Adapting your offering and messaging to address new attitudes and interests

Adapting and evolving is something we’ve been doing for a long time. I am thinking of my conversation with Loren Penman in episode 221 of Destination on the Left, and our work with the Autism Nature Trail and Letchworth State Park. This project is public-private collaboration to build a nature trail designed specifically for visitors with autism spectrum disorder and other developmental disabilities — located in Letchworth State Park.

Collaboration is not only a way to survive in lean times, but a way to address these new challenges as well.

Partners for Successful Collaborations

How do you identify collaboration opportunities? Our respondents had a number of suggestions:

1. Don’t focus too much on balancing the work equally.

Of the factors important for successful collaborations, “All participating organizations doing an equal amount of the work required” was rated least important by all segments.

“The collaboration is designed to benefit all participating organizations equally” was also rated much less important than nearly all other factors.

These are both viewed as far less important than participants fully agreeing on the goals of the effort and establishing and tracking key milestones.

“The region we worked in benefited in general from greater awareness and brand identity. Some partners received a bigger share of financial benefit, but all increased their market share.” – Promoter

2. Find partners you have something in common with.

Having something in common was rated as very important to successful collaboration. And with 76% of respondents collaborating with direct competitors, nearly all are working with organizations playing in the same sandbox. However, respondents were enthusiastic about the belief that even direct competitors have things they do better and are interested in prospects somewhat different from ones their own organization is pursuing.

“Find similarities with other organizations that customers might look for, but then find a way to highlight these while still keeping your unique value proposition.” – Doubter

“Find those that fill your service gaps, develop trust, communicate more than necessary and expand accordingly.” – Protector

Interested in assessing potential partners? We have a handy filter.

3. Communicate, communicate, communicate.

Aspects of communication consistently bubble up to the top of the list when it comes to factors making collaborations successful — but they also come up often when respondents identified challenges that can get in the way.

Collaborators need to commit to honest and transparent communications, feel comfortable talking with and leaning on each other and accurately represent their organization’s abilities and limits.

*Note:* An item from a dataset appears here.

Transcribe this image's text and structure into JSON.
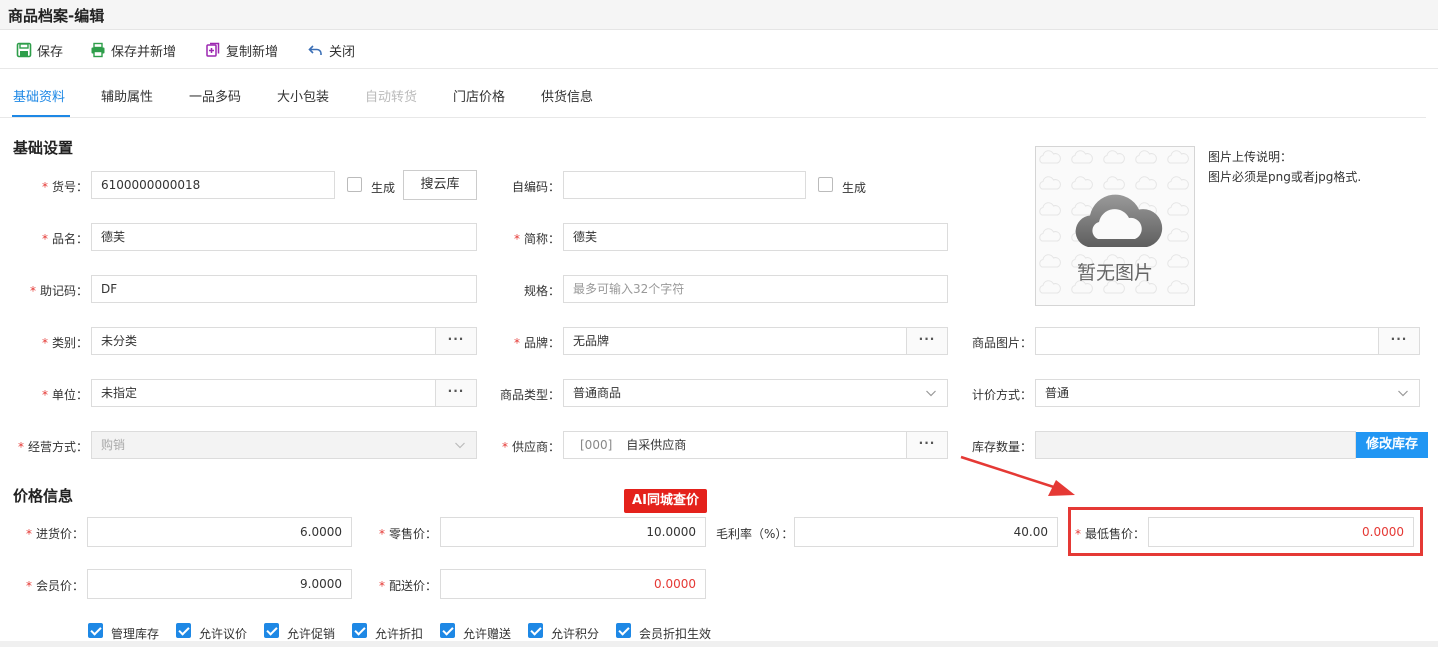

“It doesn’t have to be combative, competitive or scary – if communication is clear and honest and the objectives are clear and shared, it can be very, very impactful and rewarding.” – Promoter

“Collaboration and communication are extremely important in these relationships. Stewarding sponsors and sharing is important. The more communication there is, the more effective we are operationally.” – Doubter

“Outline specific goals and tasks, stay committed and constantly communicate.” – Protector

4. Use tools to make communication easier.

Collaborators are using a range of tools to communicate with team members. 82% are using email, but the most successful are far more likely to also be using file-sharing platforms like Dropbox and Google Drive, virtual meeting platforms like Zoom and even project management and group messaging tools.

“Just do it. Utilize virtual meetings, Zoom meetings, email and phone communication.” – Promoter

Reopening is already underway. Restrictions are lifting worldwide and your neighboring destinations, attractions, accommodations and partners are just as excited as you are to welcome visitors again. And those same neighbors are ready to work together with you. You are all collaborators. Your neighbors are ready to sit down, maybe “in real life” or maybe still on Zoom, and come up with new and special ways to attract visitors, adapt to change and enter the post-pandemic travel world. Together we can rise to the new challenges. Together we will reimagine and revitalize our industry. Stronger together!

Unsure how to really get started on your next (or first) collaboration? I bet we could help.